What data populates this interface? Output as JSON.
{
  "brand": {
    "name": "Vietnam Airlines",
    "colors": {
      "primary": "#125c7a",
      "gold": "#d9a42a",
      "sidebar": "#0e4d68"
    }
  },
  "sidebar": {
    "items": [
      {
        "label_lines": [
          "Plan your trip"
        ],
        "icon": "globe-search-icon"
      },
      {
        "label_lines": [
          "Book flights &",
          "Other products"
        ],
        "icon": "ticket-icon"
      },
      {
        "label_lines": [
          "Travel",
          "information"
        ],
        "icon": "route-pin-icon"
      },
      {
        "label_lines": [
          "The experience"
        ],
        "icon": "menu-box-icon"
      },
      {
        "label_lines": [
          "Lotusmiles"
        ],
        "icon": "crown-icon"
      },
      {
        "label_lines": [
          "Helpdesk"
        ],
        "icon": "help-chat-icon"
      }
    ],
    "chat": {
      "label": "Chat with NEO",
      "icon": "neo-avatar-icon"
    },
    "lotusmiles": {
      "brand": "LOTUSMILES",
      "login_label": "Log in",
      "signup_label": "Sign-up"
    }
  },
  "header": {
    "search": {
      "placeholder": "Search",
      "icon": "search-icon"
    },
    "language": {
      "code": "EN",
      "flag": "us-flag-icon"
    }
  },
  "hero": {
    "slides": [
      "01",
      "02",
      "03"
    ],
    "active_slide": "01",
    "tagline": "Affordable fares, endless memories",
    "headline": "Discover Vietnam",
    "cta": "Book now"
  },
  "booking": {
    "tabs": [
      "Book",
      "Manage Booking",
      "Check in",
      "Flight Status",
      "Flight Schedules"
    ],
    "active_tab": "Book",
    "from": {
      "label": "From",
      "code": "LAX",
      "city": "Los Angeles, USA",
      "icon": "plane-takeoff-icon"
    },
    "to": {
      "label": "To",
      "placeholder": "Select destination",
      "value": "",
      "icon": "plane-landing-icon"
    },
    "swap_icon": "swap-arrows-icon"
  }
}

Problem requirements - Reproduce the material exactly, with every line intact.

Written reply -
What data populates this interface? Output as JSON.
{
  "brand": {
    "name": "Vietnam Airlines",
    "colors": {
      "primary": "#125c7a",
      "gold": "#d9a42a",
      "sidebar": "#0e4d68"
    }
  },
  "sidebar": {
    "items": [
      {
        "label_lines": [
          "Plan your trip"
        ],
        "icon": "globe-search-icon"
      },
      {
        "label_lines": [
          "Book flights &",
          "Other products"
        ],
        "icon": "ticket-icon"
      },
      {
        "label_lines": [
          "Travel",
          "information"
        ],
        "icon": "route-pin-icon"
      },
      {
        "label_lines": [
          "The experience"
        ],
        "icon": "menu-box-icon"
      },
      {
        "label_lines": [
          "Lotusmiles"
        ],
        "icon": "crown-icon"
      },
      {
        "label_lines": [
          "Helpdesk"
        ],
        "icon": "help-chat-icon"
      }
    ],
    "chat": {
      "label": "Chat with NEO",
      "icon": "neo-avatar-icon"
    },
    "lotusmiles": {
      "brand": "LOTUSMILES",
      "login_label": "Log in",
      "signup_label": "Sign-up"
    }
  },
  "header": {
    "search": {
      "placeholder": "Search",
      "icon": "search-icon"
    },
    "language": {
      "code": "EN",
      "flag": "us-flag-icon"
    }
  },
  "hero": {
    "slides": [
      "01",
      "02",
      "03"
    ],
    "active_slide": "01",
    "tagline": "Affordable fares, endless memories",
    "headline": "Discover Vietnam",
    "cta": "Book now"
  },
  "booking": {
    "tabs": [
      "Book",
      "Manage Booking",
      "Check in",
      "Flight Status",
      "Flight Schedules"
    ],
    "active_tab": "Book",
    "from": {
      "label": "From",
      "code": "LAX",
      "city": "Los Angeles, USA",
      "icon": "plane-takeoff-icon"
    },
    "to": {
      "label": "To",
      "placeholder": "Select destination",
      "value": "",
      "icon": "plane-landing-icon"
    },
    "swap_icon": "swap-arrows-icon"
  }
}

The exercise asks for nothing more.